July 16, 2015
Dodd-Frank and Mortgage Reform at Five
The Department of Treasury has issued a report, Dodd-Frank at Five Years: Reforming Wall Street and Protecting Main Street. The report is clearly a political document, trumpeting the achievements of the Obama Administration. It is interesting nonetheless. It opens,
When President Obama took office in January 2009, the U.S. economy was in crisis. The nation was shedding more than 750,000 jobs per month, and confidence in our financial system had been shaken to its core. The worst financial crisis since the Great Depression exposed a toxic mix of excessive risk-taking, shoddy lending practices, inadequate capital levels, unstable funding, and weaknesses in regulatory oversight. A collapsing financial system choked off credit to consumers seeking to purchase a car, a home, groceries, or to finance an education. Nearly 9 million Americans lost their jobs, and over 5 million lost their homes. Nearly $13 trillion of families’ wealth was destroyed, wiping out almost two decades of gains.

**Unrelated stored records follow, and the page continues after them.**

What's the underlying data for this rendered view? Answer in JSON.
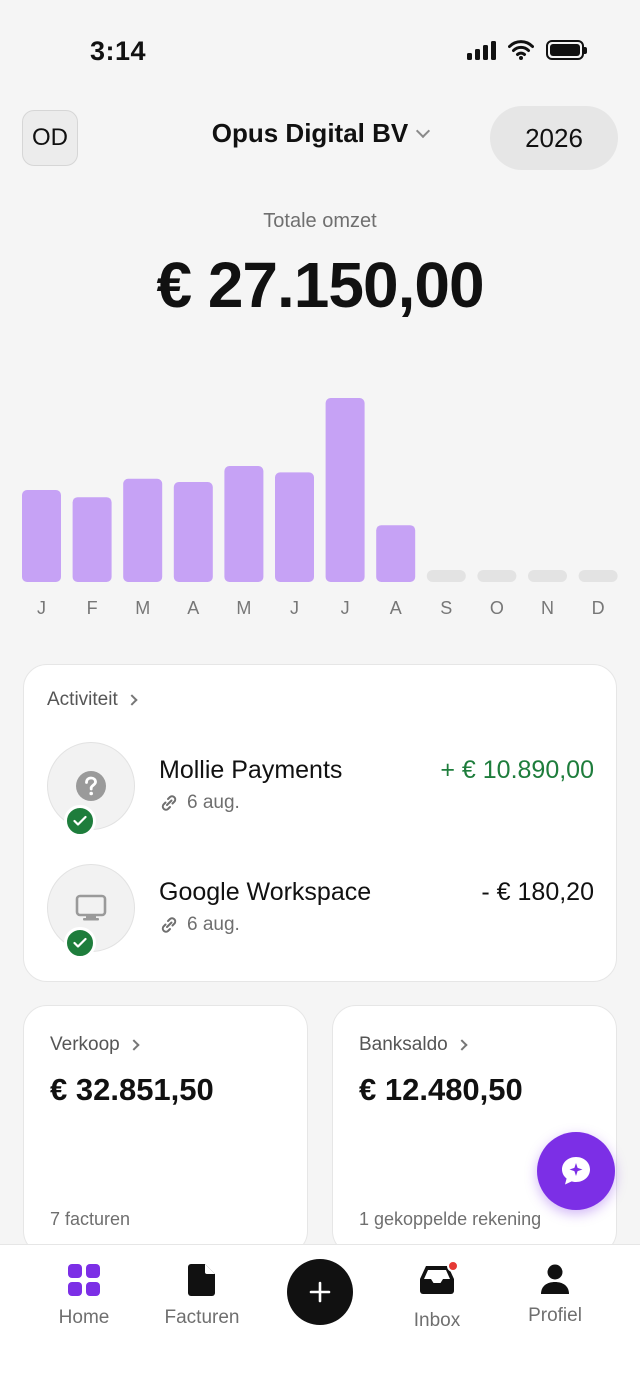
{
  "status_bar": {
    "time": "3:14"
  },
  "header": {
    "avatar_initials": "OD",
    "company": "Opus Digital BV",
    "year": "2026"
  },
  "revenue": {
    "label": "Totale omzet",
    "amount": "€ 27.150,00"
  },
  "chart_data": {
    "type": "bar",
    "categories": [
      "J",
      "F",
      "M",
      "A",
      "M",
      "J",
      "J",
      "A",
      "S",
      "O",
      "N",
      "D"
    ],
    "values": [
      1150,
      1060,
      1290,
      1250,
      1450,
      1370,
      2300,
      710,
      0,
      0,
      0,
      0
    ],
    "bar_color": "#c6a2f5",
    "empty_color": "#e3e3e3",
    "ylim": [
      0,
      2300
    ],
    "grid": false
  },
  "activity": {
    "heading": "Activiteit",
    "items": [
      {
        "name": "Mollie Payments",
        "date": "6 aug.",
        "amount": "+ € 10.890,00",
        "direction": "in",
        "icon": "question-icon"
      },
      {
        "name": "Google Workspace",
        "date": "6 aug.",
        "amount": "- € 180,20",
        "direction": "out",
        "icon": "monitor-icon"
      }
    ]
  },
  "summary": {
    "sales": {
      "heading": "Verkoop",
      "value": "€ 32.851,50",
      "footer": "7 facturen"
    },
    "bank": {
      "heading": "Banksaldo",
      "value": "€ 12.480,50",
      "footer": "1 gekoppelde rekening"
    }
  },
  "nav": {
    "home": "Home",
    "invoices": "Facturen",
    "inbox": "Inbox",
    "profile": "Profiel"
  },
  "colors": {
    "accent": "#7c2fe6",
    "positive": "#1e7d3c",
    "notification": "#e53935"
  }
}
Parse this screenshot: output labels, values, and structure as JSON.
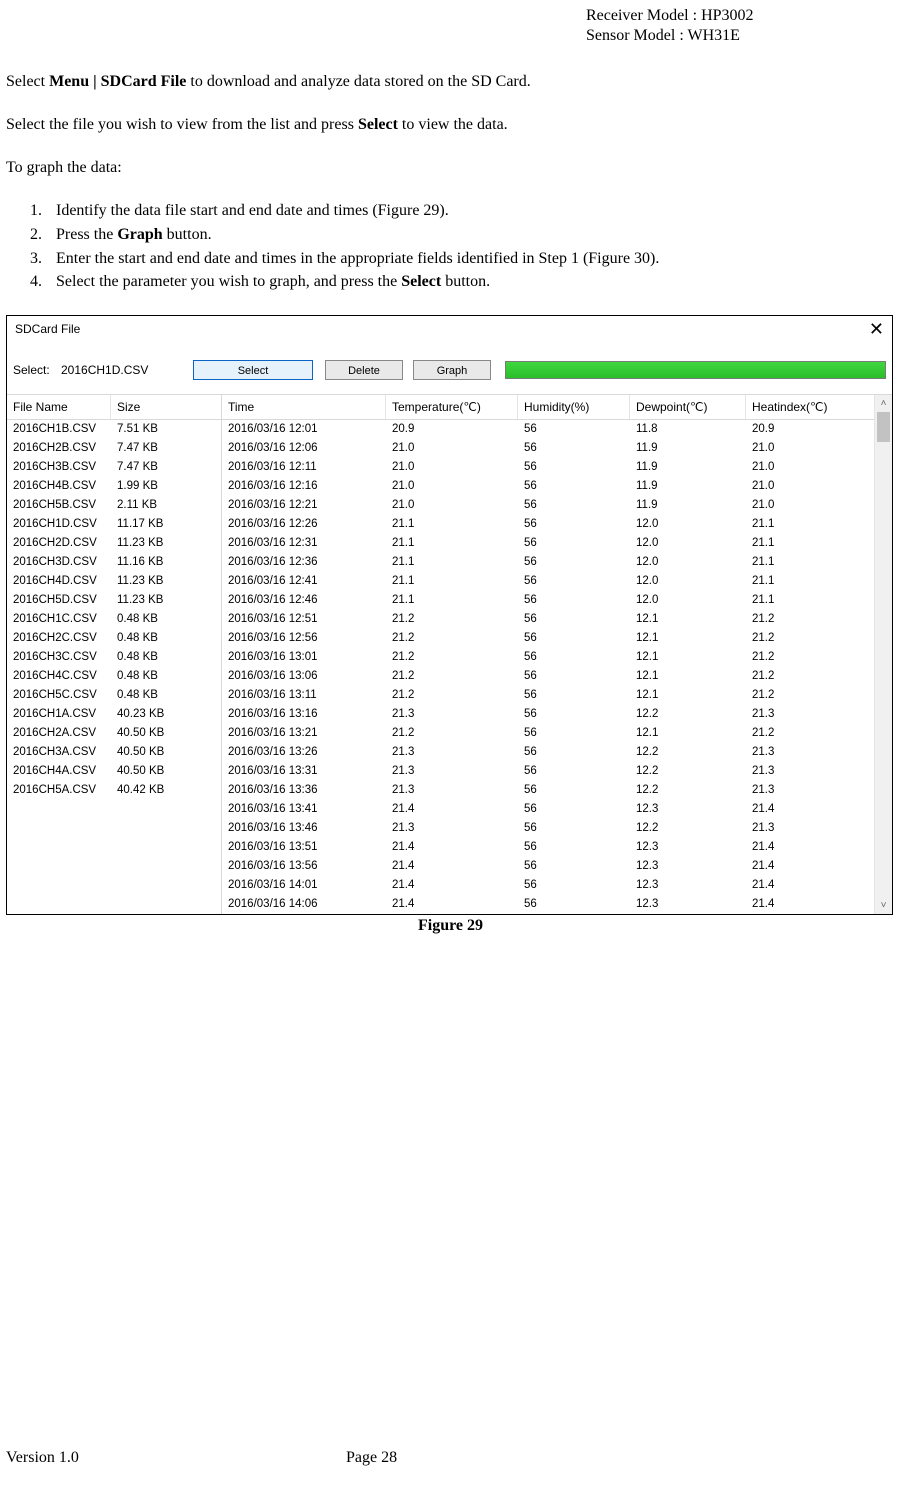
{
  "header": {
    "receiver_label": "Receiver Model : HP3002",
    "sensor_label": "Sensor Model : WH31E"
  },
  "intro": {
    "p1_a": "Select ",
    "p1_b": "Menu | SDCard File",
    "p1_c": " to download and analyze data stored on the SD Card.",
    "p2_a": "Select the file you wish to view from the list and press ",
    "p2_b": "Select",
    "p2_c": " to view the data.",
    "p3": "To graph the data:"
  },
  "list": {
    "i1": "Identify the data file start and end date and times (Figure 29).",
    "i2_a": "Press the ",
    "i2_b": "Graph",
    "i2_c": " button.",
    "i3": "Enter the start and end date and times in the appropriate fields identified in Step 1 (Figure 30).",
    "i4_a": "Select the parameter you wish to graph, and press the ",
    "i4_b": "Select",
    "i4_c": " button."
  },
  "window": {
    "title": "SDCard File",
    "close": "✕",
    "select_label": "Select:",
    "select_value": "2016CH1D.CSV",
    "btn_select": "Select",
    "btn_delete": "Delete",
    "btn_graph": "Graph"
  },
  "file_headers": {
    "c1": "File Name",
    "c2": "Size"
  },
  "data_headers": {
    "c1": "Time",
    "c2": "Temperature(℃)",
    "c3": "Humidity(%)",
    "c4": "Dewpoint(℃)",
    "c5": "Heatindex(℃)"
  },
  "files": [
    {
      "name": "2016CH1B.CSV",
      "size": "7.51 KB"
    },
    {
      "name": "2016CH2B.CSV",
      "size": "7.47 KB"
    },
    {
      "name": "2016CH3B.CSV",
      "size": "7.47 KB"
    },
    {
      "name": "2016CH4B.CSV",
      "size": "1.99 KB"
    },
    {
      "name": "2016CH5B.CSV",
      "size": "2.11 KB"
    },
    {
      "name": "2016CH1D.CSV",
      "size": "11.17 KB"
    },
    {
      "name": "2016CH2D.CSV",
      "size": "11.23 KB"
    },
    {
      "name": "2016CH3D.CSV",
      "size": "11.16 KB"
    },
    {
      "name": "2016CH4D.CSV",
      "size": "11.23 KB"
    },
    {
      "name": "2016CH5D.CSV",
      "size": "11.23 KB"
    },
    {
      "name": "2016CH1C.CSV",
      "size": "0.48 KB"
    },
    {
      "name": "2016CH2C.CSV",
      "size": "0.48 KB"
    },
    {
      "name": "2016CH3C.CSV",
      "size": "0.48 KB"
    },
    {
      "name": "2016CH4C.CSV",
      "size": "0.48 KB"
    },
    {
      "name": "2016CH5C.CSV",
      "size": "0.48 KB"
    },
    {
      "name": "2016CH1A.CSV",
      "size": "40.23 KB"
    },
    {
      "name": "2016CH2A.CSV",
      "size": "40.50 KB"
    },
    {
      "name": "2016CH3A.CSV",
      "size": "40.50 KB"
    },
    {
      "name": "2016CH4A.CSV",
      "size": "40.50 KB"
    },
    {
      "name": "2016CH5A.CSV",
      "size": "40.42 KB"
    }
  ],
  "data_rows": [
    {
      "t": "2016/03/16 12:01",
      "a": "20.9",
      "b": "56",
      "c": "11.8",
      "d": "20.9"
    },
    {
      "t": "2016/03/16 12:06",
      "a": "21.0",
      "b": "56",
      "c": "11.9",
      "d": "21.0"
    },
    {
      "t": "2016/03/16 12:11",
      "a": "21.0",
      "b": "56",
      "c": "11.9",
      "d": "21.0"
    },
    {
      "t": "2016/03/16 12:16",
      "a": "21.0",
      "b": "56",
      "c": "11.9",
      "d": "21.0"
    },
    {
      "t": "2016/03/16 12:21",
      "a": "21.0",
      "b": "56",
      "c": "11.9",
      "d": "21.0"
    },
    {
      "t": "2016/03/16 12:26",
      "a": "21.1",
      "b": "56",
      "c": "12.0",
      "d": "21.1"
    },
    {
      "t": "2016/03/16 12:31",
      "a": "21.1",
      "b": "56",
      "c": "12.0",
      "d": "21.1"
    },
    {
      "t": "2016/03/16 12:36",
      "a": "21.1",
      "b": "56",
      "c": "12.0",
      "d": "21.1"
    },
    {
      "t": "2016/03/16 12:41",
      "a": "21.1",
      "b": "56",
      "c": "12.0",
      "d": "21.1"
    },
    {
      "t": "2016/03/16 12:46",
      "a": "21.1",
      "b": "56",
      "c": "12.0",
      "d": "21.1"
    },
    {
      "t": "2016/03/16 12:51",
      "a": "21.2",
      "b": "56",
      "c": "12.1",
      "d": "21.2"
    },
    {
      "t": "2016/03/16 12:56",
      "a": "21.2",
      "b": "56",
      "c": "12.1",
      "d": "21.2"
    },
    {
      "t": "2016/03/16 13:01",
      "a": "21.2",
      "b": "56",
      "c": "12.1",
      "d": "21.2"
    },
    {
      "t": "2016/03/16 13:06",
      "a": "21.2",
      "b": "56",
      "c": "12.1",
      "d": "21.2"
    },
    {
      "t": "2016/03/16 13:11",
      "a": "21.2",
      "b": "56",
      "c": "12.1",
      "d": "21.2"
    },
    {
      "t": "2016/03/16 13:16",
      "a": "21.3",
      "b": "56",
      "c": "12.2",
      "d": "21.3"
    },
    {
      "t": "2016/03/16 13:21",
      "a": "21.2",
      "b": "56",
      "c": "12.1",
      "d": "21.2"
    },
    {
      "t": "2016/03/16 13:26",
      "a": "21.3",
      "b": "56",
      "c": "12.2",
      "d": "21.3"
    },
    {
      "t": "2016/03/16 13:31",
      "a": "21.3",
      "b": "56",
      "c": "12.2",
      "d": "21.3"
    },
    {
      "t": "2016/03/16 13:36",
      "a": "21.3",
      "b": "56",
      "c": "12.2",
      "d": "21.3"
    },
    {
      "t": "2016/03/16 13:41",
      "a": "21.4",
      "b": "56",
      "c": "12.3",
      "d": "21.4"
    },
    {
      "t": "2016/03/16 13:46",
      "a": "21.3",
      "b": "56",
      "c": "12.2",
      "d": "21.3"
    },
    {
      "t": "2016/03/16 13:51",
      "a": "21.4",
      "b": "56",
      "c": "12.3",
      "d": "21.4"
    },
    {
      "t": "2016/03/16 13:56",
      "a": "21.4",
      "b": "56",
      "c": "12.3",
      "d": "21.4"
    },
    {
      "t": "2016/03/16 14:01",
      "a": "21.4",
      "b": "56",
      "c": "12.3",
      "d": "21.4"
    },
    {
      "t": "2016/03/16 14:06",
      "a": "21.4",
      "b": "56",
      "c": "12.3",
      "d": "21.4"
    }
  ],
  "figure_caption": "Figure 29",
  "footer": {
    "version": "Version 1.0",
    "page": "Page 28"
  }
}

In response to the crisis, the Administration released a proposed set of reforms in June 2009. Congress held numerous hearings and crafted legislation based on the Administration’s proposal, incorporating ideas from both Republicans and Democrats throughout the process. On July 21, 2010, President Obama signed the Dodd-Frank Wall Street Reform and Consumer Protection Act into law, a historic and comprehensive set of financial reforms, which put in place critical new protections for consumers, investors, and taxpayers. Five years later—as a result of Dodd-Frank and other Wall Street reforms—our financial system is stronger, safer, more resilient, and more supportive of sustainable economic growth. Regulators also have better tools to deal with financial shocks when they occur, to protect Main Street and taxpayers from Wall Street recklessness.
Critics of reform have claimed that Wall Street Reform would deter lending and choke off the recovery. But, today it is clear that the opposite is true. Reform has served as a building block for economic growth, providing Americans with safe places to invest their savings and enabling banks to lend to individuals, businesses, and communities. Only a financial system strong enough to withstand a major financial shock is capable of promoting sustainable economic growth. Five years after the President signed Wall Street Reform into law, nearly all of the major elements of financial reform are in place. Today, our financial system is safer and stronger as a result of these hard-won reforms, and our economy is in a far better position to continue growing and creating jobs. (1)
I was struck by the fact that the report does not address the biggest financial reform failure of the last five years, the lack of reform of the housing finance system. Fannie and Freddie remain in conservatorship, putting the housing finance system at risk of another crisis.
I was also struck by the following passage:
In the run-up to the financial crisis, abusive lending practices and unclear underwriting standards resulted in risky mortgages which hurt consumers and ultimately threatened financial stability. Wall Street Reform bans many of the abusive practices in mortgage markets that helped cause the crisis, and requires lenders to determine that borrowers can repay their loans. (2)
My recollection from academic conferences over the course of the last six or seven years is that many leading academics denied the link between abusive lending practices and systemic risk. It seemed pretty clear to me, but I was in the minority on that one. I am glad to see that at least the Treasury agrees with me.| Permalink